**What the task asks**
Copy, from the entries below, each line where the word "Arthritis" can be found.

[Saved entries]
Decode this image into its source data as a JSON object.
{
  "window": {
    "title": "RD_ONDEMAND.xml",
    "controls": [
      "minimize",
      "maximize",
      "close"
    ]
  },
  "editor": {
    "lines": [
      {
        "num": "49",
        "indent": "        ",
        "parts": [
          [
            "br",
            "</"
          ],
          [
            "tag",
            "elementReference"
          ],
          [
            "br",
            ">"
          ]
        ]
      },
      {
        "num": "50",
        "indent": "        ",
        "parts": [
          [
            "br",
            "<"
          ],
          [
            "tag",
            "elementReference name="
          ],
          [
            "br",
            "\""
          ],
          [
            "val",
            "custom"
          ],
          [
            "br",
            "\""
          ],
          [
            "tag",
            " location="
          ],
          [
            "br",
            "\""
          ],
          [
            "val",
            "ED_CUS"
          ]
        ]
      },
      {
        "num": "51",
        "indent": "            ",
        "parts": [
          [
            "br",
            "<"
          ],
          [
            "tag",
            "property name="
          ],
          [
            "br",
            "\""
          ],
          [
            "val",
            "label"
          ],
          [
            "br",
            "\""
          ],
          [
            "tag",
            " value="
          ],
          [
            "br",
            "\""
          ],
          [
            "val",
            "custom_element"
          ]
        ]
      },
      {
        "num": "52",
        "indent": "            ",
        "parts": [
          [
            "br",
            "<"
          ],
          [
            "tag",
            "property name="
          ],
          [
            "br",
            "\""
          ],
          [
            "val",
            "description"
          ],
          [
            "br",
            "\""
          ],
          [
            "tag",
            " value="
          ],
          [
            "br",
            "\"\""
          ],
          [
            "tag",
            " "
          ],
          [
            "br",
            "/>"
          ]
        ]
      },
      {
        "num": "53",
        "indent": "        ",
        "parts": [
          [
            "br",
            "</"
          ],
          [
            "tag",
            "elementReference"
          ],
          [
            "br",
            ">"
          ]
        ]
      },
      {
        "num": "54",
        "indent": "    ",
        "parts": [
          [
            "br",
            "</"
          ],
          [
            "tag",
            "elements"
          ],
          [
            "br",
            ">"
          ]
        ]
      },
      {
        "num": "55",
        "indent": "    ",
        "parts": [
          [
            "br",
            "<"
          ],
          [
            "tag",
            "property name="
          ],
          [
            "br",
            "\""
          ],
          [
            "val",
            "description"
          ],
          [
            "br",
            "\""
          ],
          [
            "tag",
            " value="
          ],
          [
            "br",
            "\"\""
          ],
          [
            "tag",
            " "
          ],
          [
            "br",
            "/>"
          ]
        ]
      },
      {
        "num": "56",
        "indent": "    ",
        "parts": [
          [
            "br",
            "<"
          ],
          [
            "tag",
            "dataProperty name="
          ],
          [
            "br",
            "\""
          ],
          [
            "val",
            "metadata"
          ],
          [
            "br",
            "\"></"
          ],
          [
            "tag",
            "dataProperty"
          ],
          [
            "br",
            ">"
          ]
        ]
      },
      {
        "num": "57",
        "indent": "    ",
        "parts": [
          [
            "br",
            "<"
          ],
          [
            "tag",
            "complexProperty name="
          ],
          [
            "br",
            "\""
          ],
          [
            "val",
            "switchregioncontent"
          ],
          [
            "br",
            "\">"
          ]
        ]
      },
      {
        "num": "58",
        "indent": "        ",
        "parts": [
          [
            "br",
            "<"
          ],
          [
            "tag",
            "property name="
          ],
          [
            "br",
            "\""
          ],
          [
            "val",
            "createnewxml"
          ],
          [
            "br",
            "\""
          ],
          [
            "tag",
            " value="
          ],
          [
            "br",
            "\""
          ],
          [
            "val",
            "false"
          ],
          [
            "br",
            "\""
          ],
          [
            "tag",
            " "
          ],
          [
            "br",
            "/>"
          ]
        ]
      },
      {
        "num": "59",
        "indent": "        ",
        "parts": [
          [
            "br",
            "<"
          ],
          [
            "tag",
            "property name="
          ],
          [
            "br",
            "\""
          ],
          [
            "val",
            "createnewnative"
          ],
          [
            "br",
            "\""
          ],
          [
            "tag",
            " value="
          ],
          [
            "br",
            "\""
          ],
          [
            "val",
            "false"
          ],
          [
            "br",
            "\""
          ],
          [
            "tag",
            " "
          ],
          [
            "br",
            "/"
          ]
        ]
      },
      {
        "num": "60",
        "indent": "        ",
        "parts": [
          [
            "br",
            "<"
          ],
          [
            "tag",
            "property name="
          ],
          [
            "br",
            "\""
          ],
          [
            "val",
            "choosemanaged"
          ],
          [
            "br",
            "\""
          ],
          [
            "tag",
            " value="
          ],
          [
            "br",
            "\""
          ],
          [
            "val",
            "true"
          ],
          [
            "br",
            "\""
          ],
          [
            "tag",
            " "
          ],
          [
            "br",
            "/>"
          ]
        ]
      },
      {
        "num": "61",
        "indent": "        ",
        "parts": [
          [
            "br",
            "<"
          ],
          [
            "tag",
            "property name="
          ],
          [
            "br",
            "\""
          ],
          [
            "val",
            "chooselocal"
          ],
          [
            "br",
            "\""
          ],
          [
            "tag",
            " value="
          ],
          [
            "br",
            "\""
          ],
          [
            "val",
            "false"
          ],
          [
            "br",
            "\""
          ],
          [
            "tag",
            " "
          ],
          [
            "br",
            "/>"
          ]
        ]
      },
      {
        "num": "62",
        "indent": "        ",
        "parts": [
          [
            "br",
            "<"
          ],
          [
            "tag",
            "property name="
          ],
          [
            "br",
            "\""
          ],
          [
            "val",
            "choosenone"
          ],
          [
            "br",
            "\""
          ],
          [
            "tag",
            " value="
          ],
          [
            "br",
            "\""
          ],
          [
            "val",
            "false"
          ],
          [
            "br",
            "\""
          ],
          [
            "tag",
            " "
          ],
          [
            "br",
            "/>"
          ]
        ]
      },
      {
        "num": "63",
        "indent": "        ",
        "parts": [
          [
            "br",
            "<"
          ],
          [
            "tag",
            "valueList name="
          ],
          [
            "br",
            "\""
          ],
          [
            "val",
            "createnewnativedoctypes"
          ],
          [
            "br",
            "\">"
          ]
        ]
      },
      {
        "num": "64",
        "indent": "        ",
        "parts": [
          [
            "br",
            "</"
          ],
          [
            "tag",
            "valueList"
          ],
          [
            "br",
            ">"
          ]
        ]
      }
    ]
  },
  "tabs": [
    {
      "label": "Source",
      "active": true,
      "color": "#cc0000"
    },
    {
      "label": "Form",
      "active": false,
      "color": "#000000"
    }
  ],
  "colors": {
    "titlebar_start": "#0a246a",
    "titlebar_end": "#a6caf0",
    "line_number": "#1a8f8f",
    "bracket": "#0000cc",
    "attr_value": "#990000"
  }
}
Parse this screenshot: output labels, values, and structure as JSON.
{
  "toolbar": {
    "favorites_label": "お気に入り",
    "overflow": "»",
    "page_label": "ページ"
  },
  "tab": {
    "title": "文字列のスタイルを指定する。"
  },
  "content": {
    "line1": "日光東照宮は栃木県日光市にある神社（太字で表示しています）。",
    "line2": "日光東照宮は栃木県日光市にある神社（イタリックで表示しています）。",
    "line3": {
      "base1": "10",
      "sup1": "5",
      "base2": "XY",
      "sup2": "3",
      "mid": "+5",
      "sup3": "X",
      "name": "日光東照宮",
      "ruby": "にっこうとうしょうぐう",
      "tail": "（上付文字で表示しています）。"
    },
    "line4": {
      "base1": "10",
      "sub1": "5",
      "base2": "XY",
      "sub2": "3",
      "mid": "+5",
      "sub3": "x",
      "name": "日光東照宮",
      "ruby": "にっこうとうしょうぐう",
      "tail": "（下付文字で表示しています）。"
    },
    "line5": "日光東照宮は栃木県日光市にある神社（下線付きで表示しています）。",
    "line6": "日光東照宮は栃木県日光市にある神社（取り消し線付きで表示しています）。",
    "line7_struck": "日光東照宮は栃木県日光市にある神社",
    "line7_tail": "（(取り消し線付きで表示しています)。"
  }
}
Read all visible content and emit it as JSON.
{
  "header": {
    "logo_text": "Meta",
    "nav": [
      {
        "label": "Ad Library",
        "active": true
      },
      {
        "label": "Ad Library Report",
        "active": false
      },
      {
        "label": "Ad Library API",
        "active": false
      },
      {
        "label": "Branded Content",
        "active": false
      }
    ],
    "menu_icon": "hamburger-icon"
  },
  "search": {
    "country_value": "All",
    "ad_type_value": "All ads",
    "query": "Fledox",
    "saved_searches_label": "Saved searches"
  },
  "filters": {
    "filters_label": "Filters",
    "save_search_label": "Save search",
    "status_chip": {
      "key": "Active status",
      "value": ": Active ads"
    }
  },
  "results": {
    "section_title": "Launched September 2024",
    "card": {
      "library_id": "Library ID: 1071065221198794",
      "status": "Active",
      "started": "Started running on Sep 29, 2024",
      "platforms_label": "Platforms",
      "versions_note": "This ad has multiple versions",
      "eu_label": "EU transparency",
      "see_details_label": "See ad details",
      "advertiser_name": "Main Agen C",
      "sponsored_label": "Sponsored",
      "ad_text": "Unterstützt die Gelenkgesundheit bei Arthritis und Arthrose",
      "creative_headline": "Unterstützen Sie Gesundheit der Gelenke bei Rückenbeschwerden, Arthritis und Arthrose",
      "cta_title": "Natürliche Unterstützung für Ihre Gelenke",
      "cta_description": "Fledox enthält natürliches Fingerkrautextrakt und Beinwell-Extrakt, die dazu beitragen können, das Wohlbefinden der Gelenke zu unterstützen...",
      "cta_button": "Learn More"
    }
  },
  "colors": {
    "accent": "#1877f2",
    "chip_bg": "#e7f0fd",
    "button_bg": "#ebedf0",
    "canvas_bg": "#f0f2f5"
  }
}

**Result of the task**
      "ad_text": "Unterstützt die Gelenkgesundheit bei Arthritis und Arthrose",
      "creative_headline": "Unterstützen Sie Gesundheit der Gelenke bei Rückenbeschwerden, Arthritis und Arthrose",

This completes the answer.